Reviewed on 2006 September 26
When I was a kid I remember going to see Star Wars with my family and hanging onto the edge of my chair. I loved everything about the movie — the effects, the story, good winning (for a while) over evil. It had heroes, villians, a Wookiee, and droids. What else does a small girl need? Oh yeah, and a role-model: a tough senator/princess with brains and big hair.
A lot of things lose their luster as adults, and I expected this to be the case when I popped in the DVD to watch the theatrical version one afternoon, when I was sick as a dog and not really capable of much else besides riding a remote. Crabby as I was, this thing was as entertaining as when I was child. On some levels even more so. Any kid could relate to Mark Hamill as Luke Skywalker, looking into the distance and wanting to leave his mundane life behind. Now as thirty, forty and fiftysomethings shackled to desk jobs and mortgages, most of us gaze out the window at work and feel the same way. (I suppose that would make the Sand People middle management.)
The beginning was almost as wonderful on my TV as it was in the theater too — the portentous scroll of words followed by the endless star destroyer gunning for the rebel cruiser. No subtlety here but who wants that in their outer-space westerns any way? Darth Vader and The Empire want to snuff out the rebels, and that’s that. Alderaan senator Leia Organa (Carrie Fisher) and other rebels band together to fight against the seemingly invulnerable empire. She manages to program a plea for help into a droid, or robot, and get it into a lifepod and off the ship before she’s apprehended. The droid, a little fireplug-shaped unit named R2-D2, and his fussy partner C-3P0 wind up on a desolate sandpit of a planet named Tattooine.
The droids are bought as farm help by Luke, who’s sick of farming and the aforementioned Sand People.
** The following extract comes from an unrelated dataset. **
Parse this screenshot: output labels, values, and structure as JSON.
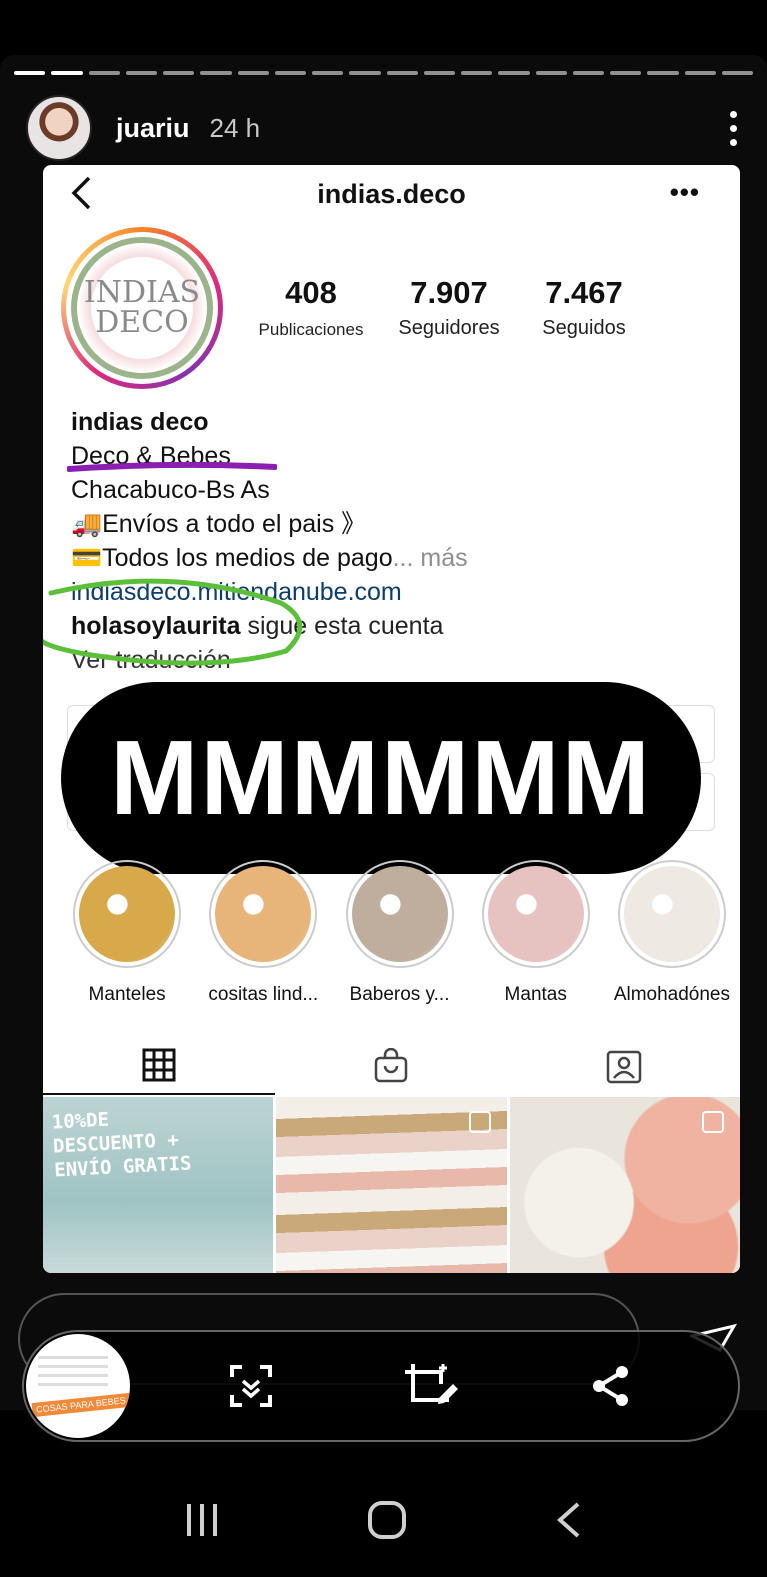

While preparing the R2 unit for another dull day of harvesting space cabbage or whatever grows there, he triggers the message from Leia, and sees a need to help as much as an excuse to bail. He follows her plea and finds Obi-Wan Kenobi (the wonderful Alec Guinness). When he realizes there’s nothing left for him on Tattooine, they hire a mercenary pilot, greedy but clever Han Solo. Harrison Ford was the perfect mix of hero and bad boy for this role, and a great counterpart to Hamill’s wide-eyed character. Han has a fast ship and a Wookie that would cheerfully pull the arms off an Empire trooper, so the crew sets out to rescue the princess. The whole ride and rescue is punctuated with still-cool special effects, culminating in one of the best battles ever filmed.
It’s also what I call a great “everybody movie”. I have some DVDs in my collection — Titus, Elizabeth, Midnight Cowboy — that are brilliant but I can’t exactly pop in the player when my small nieces and nephews are over. I can play this without my nephews rolling their eyes at me or their parents freaking out.
Star Wars gets four morsels, no question.